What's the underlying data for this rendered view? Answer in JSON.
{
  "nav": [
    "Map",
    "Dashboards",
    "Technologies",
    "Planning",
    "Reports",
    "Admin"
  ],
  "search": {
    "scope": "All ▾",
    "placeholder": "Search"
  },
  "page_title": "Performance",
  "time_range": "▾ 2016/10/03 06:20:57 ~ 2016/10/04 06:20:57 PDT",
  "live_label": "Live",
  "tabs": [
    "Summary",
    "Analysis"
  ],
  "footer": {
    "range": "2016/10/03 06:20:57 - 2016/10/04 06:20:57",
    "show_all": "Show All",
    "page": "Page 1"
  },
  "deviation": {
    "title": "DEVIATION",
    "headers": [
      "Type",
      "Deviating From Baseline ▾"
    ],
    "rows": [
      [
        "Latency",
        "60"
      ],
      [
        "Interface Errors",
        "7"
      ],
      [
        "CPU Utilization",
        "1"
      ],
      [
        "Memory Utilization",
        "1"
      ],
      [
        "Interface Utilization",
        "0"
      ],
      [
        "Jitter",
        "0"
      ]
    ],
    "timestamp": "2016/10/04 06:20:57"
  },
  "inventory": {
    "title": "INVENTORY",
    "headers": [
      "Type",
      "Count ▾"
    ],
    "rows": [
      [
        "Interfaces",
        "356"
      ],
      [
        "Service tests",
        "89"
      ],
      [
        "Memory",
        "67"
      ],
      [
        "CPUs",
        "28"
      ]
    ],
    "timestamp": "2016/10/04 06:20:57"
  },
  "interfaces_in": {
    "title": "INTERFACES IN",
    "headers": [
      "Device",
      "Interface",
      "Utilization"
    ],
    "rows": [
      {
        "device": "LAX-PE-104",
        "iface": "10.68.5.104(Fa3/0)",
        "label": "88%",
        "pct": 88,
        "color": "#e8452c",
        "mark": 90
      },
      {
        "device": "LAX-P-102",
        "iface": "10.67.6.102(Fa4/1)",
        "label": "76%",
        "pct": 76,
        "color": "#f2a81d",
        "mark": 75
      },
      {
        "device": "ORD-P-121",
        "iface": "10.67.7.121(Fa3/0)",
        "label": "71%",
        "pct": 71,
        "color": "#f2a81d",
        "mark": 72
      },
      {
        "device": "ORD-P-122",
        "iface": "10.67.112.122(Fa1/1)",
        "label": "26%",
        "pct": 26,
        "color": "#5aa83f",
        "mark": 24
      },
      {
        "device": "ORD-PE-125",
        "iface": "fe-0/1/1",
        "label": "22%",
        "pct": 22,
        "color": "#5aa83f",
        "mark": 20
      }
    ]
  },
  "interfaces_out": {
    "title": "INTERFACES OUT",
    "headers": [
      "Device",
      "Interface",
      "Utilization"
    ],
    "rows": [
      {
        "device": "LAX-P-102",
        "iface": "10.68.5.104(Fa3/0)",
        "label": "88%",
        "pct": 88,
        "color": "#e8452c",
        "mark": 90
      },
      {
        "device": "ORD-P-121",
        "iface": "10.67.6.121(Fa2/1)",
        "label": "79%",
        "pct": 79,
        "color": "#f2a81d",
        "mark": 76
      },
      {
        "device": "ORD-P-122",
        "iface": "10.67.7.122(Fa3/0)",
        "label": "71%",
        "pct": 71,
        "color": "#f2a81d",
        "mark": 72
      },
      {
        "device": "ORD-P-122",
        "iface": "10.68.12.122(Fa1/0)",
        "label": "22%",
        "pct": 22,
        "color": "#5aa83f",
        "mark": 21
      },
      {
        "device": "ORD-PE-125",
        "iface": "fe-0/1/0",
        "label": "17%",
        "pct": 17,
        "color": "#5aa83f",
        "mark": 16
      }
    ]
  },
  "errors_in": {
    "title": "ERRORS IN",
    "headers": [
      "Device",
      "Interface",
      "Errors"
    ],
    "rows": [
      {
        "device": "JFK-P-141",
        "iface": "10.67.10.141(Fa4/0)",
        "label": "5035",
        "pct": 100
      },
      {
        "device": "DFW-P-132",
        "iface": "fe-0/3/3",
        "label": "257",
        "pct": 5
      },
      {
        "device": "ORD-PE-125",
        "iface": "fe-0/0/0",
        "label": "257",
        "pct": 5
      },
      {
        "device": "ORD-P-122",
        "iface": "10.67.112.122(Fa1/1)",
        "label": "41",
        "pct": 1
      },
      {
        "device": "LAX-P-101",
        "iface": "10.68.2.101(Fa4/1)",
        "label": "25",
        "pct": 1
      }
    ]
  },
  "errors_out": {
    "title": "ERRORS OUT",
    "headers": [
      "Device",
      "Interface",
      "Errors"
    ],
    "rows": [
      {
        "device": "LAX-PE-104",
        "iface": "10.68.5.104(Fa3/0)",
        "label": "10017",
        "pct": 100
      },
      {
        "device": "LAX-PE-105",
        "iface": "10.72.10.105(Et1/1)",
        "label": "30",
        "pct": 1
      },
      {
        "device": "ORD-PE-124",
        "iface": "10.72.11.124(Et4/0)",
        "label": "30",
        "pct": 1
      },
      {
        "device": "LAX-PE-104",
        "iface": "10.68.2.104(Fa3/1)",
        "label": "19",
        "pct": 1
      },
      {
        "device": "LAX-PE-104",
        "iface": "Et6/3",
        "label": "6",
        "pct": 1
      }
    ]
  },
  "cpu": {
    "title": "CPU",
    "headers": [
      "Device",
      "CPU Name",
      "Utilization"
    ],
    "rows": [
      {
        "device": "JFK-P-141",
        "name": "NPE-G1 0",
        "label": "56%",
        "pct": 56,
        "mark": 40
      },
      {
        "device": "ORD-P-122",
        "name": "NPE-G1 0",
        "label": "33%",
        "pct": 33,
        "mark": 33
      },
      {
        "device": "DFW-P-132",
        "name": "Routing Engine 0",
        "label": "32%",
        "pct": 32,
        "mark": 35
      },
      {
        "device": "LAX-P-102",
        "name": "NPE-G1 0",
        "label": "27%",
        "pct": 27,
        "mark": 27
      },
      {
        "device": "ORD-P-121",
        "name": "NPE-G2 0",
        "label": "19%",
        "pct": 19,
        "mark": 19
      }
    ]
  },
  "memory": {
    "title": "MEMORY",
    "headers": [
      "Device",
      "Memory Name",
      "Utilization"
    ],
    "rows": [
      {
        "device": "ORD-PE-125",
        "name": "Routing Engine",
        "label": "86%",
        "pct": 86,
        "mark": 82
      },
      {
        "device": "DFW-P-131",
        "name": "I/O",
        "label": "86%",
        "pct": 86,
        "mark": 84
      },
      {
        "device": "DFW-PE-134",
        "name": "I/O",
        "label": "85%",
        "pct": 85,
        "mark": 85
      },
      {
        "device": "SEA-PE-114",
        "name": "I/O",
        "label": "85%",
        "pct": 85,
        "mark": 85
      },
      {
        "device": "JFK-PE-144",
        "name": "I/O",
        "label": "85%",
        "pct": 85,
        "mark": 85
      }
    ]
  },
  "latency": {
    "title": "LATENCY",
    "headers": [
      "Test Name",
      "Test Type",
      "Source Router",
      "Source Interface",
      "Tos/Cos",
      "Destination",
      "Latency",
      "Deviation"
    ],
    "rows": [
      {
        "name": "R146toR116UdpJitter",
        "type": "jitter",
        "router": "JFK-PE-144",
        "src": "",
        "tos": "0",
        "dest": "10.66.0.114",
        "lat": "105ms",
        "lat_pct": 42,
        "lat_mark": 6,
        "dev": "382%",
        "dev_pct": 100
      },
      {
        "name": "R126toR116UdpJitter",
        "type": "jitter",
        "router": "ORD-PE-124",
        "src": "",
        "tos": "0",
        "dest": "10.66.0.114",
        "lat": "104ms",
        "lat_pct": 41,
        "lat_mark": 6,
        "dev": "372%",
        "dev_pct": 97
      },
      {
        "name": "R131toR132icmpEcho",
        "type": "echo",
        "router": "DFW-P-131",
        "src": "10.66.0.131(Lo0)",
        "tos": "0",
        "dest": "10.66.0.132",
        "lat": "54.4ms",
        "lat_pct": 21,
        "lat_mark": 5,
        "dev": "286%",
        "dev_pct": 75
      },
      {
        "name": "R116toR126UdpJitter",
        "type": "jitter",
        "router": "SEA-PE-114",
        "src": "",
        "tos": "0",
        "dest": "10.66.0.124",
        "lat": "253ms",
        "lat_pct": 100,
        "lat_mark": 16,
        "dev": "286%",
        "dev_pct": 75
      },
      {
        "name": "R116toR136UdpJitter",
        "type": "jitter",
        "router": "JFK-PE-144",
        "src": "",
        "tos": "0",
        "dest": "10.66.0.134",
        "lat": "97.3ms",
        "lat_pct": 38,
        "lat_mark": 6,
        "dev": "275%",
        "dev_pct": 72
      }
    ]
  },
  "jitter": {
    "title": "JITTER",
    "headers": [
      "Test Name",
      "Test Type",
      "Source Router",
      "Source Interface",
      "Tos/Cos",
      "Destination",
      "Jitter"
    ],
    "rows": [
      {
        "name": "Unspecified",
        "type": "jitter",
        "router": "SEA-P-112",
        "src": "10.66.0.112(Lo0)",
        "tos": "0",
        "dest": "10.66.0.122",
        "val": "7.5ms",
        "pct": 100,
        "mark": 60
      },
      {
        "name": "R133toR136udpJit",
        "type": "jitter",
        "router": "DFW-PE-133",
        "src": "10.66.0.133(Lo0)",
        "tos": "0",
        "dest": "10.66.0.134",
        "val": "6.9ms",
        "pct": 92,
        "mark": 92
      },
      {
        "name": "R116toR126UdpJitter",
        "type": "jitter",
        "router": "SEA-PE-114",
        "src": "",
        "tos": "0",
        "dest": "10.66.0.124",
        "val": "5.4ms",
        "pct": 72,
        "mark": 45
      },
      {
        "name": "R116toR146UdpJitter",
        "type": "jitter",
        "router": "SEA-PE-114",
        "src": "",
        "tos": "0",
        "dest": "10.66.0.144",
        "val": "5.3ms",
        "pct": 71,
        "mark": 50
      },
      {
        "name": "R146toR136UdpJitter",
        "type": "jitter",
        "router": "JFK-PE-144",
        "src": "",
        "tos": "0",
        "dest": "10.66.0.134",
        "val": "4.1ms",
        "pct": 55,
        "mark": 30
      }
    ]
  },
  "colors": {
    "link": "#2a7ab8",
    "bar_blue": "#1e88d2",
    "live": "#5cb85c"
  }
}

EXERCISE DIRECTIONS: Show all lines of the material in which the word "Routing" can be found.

WRITTEN REPLY:
        "name": "Routing Engine 0",
        "name": "Routing Engine",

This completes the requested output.